WASHINGTON (Reuters) -- U.S. President-elect Barack Obama will take a new approach toward Iran that will both emphasize respect for its people and spell out expectations for its leaders, he said in remarks broadcast on January 11.
"Iran is going to be one of our biggest challenges," Obama said in an interview with ABC's "This Week with George Stephanopoulos."
Obama said he was concerned about the Islamic republic's support of the Lebanese Shi'ite movement Hizballah and about Iran's nuclear enrichment, which he said could trigger a Middle East arms race.
In a shift from President George W. Bush's policies, Obama has said he would seek much broader engagement with Iran.
"We are going to have to take a new approach. And I've outlined my belief that engagement is the place to start," he said.
Obama, who takes office as president on January 20, said that approach would include "sending a signal that we respect the aspirations of the Iranian people but that we also have certain expectations in terms of how an international actor behaves.
"We are in preparations for that. We anticipate that we're going to have to move swiftly in that area," Obama said.
Washington accuses Tehran of seeking a nuclear weapon but Tehran insists its nuclear program is for the peaceful purpose of generating electricity.
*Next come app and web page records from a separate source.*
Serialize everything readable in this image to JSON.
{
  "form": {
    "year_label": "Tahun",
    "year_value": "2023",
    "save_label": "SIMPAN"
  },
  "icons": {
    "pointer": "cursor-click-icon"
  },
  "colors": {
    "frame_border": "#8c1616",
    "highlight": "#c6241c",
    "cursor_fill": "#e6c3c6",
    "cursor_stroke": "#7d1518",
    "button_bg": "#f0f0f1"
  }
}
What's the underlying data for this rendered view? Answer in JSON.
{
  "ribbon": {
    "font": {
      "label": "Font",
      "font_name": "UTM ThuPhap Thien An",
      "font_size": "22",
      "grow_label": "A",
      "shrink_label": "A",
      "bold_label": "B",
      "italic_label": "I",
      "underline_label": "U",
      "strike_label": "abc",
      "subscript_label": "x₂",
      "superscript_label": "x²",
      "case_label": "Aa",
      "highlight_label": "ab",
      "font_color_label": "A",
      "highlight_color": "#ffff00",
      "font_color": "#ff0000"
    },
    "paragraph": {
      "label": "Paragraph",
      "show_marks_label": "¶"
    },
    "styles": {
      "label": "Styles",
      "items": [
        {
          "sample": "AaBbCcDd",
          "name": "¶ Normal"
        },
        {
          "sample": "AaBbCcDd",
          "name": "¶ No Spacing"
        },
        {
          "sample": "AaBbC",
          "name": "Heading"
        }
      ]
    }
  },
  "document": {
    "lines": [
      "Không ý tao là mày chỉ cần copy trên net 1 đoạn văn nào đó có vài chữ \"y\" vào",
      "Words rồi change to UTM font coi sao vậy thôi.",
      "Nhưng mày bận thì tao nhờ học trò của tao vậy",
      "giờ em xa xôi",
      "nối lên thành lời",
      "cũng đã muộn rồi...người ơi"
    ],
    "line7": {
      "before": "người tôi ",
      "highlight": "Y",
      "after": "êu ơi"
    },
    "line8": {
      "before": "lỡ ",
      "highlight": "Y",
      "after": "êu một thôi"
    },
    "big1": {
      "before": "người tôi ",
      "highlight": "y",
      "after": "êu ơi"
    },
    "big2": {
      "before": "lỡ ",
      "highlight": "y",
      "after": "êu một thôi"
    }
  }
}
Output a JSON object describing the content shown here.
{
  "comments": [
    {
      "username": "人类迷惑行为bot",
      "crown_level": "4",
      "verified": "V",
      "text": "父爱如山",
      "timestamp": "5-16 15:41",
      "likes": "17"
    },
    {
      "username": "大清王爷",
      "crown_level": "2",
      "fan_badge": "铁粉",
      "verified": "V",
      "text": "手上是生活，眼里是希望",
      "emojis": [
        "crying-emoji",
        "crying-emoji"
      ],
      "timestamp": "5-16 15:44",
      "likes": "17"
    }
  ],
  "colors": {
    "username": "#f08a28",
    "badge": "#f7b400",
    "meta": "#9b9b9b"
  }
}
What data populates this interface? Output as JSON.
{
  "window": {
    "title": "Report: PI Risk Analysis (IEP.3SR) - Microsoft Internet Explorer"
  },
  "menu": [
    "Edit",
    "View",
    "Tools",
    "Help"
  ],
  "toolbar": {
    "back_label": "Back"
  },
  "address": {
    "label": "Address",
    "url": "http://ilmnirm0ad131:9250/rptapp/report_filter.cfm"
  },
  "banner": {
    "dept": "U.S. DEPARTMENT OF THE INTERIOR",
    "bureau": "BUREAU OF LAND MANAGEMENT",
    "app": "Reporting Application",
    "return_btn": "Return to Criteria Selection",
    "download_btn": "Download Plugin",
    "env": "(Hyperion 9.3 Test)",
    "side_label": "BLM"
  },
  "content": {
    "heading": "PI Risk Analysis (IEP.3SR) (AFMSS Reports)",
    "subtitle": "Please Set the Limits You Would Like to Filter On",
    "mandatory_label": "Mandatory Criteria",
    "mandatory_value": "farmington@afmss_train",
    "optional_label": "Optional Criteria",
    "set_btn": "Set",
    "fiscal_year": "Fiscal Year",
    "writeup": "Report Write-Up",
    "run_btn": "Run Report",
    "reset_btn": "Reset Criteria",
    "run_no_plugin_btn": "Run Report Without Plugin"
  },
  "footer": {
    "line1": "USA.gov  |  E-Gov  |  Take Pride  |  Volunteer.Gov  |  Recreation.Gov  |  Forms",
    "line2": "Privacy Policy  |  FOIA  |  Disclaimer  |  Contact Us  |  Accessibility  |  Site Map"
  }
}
Obama has said he was prepared to offer Iran economic incentives to stop its nuclear program but he also has said sanctions could be toughened if it refused.